▸ INSTRUCTIONS TO FOLLOW:
What is needed is the number of lines below that contain the string "films", with no other text.
===== EXCERPTED DATA =====
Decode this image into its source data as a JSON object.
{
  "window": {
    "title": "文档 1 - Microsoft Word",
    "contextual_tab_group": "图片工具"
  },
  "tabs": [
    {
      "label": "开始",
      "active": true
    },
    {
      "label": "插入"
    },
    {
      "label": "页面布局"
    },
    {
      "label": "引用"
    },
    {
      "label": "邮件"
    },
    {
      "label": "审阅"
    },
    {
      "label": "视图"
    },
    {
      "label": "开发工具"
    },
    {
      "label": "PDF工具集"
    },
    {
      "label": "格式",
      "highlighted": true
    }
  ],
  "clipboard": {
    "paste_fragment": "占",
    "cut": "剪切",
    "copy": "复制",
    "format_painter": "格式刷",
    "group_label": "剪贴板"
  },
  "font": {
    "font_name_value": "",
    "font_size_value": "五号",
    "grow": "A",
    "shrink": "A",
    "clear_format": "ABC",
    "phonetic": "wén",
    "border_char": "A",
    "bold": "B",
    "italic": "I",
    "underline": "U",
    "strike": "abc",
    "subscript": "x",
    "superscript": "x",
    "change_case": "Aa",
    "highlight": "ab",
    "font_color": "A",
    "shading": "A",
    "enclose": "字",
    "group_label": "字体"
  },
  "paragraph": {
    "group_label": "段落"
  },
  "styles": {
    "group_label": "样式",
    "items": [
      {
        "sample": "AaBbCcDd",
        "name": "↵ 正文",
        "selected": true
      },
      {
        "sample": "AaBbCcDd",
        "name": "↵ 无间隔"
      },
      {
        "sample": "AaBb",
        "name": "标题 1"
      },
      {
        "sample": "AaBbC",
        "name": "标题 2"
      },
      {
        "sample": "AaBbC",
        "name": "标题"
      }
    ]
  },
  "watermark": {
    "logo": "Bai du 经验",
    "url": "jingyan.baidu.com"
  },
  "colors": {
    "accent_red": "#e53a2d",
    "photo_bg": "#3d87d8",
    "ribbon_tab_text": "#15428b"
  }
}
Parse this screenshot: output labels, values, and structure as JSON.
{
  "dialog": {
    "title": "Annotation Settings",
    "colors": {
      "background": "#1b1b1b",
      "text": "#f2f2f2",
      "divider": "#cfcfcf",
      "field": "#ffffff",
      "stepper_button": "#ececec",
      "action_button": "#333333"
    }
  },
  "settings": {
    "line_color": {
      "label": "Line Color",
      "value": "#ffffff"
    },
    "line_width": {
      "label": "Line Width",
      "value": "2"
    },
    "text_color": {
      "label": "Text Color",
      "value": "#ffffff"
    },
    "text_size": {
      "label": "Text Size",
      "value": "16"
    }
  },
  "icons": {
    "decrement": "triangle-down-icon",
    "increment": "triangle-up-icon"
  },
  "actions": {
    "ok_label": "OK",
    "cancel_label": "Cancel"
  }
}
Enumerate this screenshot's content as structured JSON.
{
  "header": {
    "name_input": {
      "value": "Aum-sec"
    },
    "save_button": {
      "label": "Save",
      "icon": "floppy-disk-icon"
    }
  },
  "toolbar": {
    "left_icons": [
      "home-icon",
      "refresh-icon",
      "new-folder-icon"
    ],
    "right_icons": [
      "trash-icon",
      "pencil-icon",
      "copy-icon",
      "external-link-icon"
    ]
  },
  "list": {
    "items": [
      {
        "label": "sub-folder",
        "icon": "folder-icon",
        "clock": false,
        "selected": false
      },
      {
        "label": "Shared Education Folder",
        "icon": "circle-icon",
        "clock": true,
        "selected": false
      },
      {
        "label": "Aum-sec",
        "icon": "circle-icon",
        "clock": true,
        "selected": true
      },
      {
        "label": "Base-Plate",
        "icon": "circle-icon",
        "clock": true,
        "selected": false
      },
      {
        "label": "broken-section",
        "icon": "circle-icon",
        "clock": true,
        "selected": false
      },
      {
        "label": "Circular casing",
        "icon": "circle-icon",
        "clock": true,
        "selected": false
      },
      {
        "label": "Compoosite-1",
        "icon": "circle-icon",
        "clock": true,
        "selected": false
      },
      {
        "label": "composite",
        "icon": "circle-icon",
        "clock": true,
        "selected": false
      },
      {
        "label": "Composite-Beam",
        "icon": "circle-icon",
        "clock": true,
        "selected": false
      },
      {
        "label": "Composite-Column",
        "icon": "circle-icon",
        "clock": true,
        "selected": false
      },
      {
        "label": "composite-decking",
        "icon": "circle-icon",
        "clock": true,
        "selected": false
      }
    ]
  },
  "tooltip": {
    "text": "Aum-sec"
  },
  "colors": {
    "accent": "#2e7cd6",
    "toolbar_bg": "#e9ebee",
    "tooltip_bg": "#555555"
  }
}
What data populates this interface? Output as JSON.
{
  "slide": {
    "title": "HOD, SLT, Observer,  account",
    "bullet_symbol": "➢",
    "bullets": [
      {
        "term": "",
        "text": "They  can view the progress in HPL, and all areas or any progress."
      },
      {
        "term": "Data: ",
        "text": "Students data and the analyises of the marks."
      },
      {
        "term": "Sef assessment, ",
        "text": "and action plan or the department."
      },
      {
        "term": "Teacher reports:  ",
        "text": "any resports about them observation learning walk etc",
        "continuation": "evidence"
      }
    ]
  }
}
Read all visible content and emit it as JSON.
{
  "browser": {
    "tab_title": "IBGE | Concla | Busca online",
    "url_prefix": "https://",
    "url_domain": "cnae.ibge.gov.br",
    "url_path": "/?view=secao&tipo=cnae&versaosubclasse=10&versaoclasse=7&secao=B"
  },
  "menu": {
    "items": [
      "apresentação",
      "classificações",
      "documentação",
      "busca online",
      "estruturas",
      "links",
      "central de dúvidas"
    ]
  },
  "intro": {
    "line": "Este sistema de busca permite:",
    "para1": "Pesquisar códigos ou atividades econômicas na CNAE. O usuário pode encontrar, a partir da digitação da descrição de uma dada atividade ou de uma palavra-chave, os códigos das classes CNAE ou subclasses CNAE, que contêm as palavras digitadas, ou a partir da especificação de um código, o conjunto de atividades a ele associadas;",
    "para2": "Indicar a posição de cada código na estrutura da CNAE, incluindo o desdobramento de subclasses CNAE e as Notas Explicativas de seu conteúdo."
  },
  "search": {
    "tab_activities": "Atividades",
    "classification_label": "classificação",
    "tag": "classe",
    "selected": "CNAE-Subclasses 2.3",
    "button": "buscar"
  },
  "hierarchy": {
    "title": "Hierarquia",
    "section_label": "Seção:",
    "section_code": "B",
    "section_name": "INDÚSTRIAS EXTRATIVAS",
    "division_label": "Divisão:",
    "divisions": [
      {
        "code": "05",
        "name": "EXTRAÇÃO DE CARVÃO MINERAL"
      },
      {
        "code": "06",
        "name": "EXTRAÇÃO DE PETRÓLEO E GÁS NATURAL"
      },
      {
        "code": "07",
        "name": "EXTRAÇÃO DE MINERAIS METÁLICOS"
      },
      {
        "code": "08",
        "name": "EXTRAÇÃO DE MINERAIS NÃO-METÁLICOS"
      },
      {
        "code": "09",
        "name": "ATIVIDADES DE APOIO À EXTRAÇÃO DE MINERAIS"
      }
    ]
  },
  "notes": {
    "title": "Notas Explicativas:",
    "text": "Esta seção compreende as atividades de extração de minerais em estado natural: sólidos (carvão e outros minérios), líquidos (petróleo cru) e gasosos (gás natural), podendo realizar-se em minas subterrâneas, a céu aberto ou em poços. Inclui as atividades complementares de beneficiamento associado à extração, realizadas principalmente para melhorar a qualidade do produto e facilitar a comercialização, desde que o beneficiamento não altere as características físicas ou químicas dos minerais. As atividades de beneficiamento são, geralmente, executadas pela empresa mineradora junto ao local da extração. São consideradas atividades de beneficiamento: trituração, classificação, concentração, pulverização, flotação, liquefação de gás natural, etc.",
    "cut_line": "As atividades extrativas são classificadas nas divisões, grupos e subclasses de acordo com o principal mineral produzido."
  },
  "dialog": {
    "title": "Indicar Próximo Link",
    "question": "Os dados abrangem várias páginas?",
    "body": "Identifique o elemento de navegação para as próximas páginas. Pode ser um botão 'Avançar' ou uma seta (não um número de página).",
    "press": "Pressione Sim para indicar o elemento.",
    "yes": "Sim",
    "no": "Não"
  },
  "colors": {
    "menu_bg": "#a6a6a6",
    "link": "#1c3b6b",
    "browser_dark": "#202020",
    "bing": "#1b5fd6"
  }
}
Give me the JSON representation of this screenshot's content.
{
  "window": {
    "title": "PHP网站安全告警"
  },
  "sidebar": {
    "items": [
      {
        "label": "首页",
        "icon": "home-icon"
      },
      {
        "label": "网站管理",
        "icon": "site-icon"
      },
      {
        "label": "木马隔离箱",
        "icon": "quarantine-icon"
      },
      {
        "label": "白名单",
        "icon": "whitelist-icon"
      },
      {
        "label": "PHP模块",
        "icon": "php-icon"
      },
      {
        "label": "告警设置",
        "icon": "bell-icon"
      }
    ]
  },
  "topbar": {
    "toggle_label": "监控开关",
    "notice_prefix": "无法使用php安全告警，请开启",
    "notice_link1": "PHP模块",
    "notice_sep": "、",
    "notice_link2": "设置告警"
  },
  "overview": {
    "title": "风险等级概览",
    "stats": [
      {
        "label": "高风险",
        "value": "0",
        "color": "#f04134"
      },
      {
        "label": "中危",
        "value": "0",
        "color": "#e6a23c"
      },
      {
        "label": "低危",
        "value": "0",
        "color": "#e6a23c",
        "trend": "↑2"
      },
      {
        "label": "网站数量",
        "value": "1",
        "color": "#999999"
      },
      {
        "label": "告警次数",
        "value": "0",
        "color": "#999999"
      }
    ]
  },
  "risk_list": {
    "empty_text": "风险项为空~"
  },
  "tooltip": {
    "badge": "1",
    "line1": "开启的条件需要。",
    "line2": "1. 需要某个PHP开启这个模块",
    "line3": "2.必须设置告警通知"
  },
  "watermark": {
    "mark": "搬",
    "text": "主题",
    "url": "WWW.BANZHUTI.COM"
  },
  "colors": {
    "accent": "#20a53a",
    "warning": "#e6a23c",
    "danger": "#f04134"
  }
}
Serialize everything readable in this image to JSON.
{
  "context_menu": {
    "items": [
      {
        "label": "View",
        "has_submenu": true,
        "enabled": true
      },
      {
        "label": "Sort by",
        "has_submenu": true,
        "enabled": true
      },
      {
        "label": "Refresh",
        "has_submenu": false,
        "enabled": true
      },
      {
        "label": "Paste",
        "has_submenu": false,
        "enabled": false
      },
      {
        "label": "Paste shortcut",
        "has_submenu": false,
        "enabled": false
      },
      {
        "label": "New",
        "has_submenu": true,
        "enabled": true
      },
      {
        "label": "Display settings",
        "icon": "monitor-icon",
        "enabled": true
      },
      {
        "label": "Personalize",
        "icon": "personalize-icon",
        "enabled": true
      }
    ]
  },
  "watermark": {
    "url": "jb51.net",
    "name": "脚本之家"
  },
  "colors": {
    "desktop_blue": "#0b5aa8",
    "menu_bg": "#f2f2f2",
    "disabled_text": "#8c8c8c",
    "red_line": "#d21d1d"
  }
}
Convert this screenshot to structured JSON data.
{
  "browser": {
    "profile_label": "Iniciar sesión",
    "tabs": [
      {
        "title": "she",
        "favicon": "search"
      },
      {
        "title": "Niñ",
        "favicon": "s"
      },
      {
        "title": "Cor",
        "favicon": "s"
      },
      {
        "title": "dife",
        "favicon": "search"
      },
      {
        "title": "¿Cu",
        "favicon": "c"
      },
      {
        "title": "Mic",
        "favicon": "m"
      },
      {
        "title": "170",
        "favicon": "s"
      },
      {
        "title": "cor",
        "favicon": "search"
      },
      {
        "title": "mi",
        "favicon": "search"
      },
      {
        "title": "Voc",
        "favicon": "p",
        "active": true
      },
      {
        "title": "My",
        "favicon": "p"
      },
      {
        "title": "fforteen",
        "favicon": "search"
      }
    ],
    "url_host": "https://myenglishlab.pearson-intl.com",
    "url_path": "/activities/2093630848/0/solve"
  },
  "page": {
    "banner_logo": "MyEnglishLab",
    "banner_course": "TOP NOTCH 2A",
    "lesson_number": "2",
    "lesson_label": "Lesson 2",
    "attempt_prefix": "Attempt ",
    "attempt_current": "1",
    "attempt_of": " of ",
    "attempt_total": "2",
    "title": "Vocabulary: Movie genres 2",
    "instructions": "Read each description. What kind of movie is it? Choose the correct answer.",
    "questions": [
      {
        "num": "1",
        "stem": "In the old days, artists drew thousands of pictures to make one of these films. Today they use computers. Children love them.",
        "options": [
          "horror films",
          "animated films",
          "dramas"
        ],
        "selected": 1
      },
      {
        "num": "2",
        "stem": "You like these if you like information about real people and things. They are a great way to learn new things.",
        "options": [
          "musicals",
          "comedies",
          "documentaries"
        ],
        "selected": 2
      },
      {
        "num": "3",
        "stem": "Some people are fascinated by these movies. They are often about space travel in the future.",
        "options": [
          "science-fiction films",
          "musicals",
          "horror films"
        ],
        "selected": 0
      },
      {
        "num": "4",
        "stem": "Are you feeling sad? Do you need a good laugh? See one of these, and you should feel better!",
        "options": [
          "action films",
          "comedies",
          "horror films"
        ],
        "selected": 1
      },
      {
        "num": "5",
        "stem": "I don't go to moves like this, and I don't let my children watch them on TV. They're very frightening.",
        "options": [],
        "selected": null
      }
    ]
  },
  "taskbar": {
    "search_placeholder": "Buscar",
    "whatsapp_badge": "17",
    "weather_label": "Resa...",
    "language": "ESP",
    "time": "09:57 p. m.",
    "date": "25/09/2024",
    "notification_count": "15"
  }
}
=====
▸ RESPONSE BOX:
7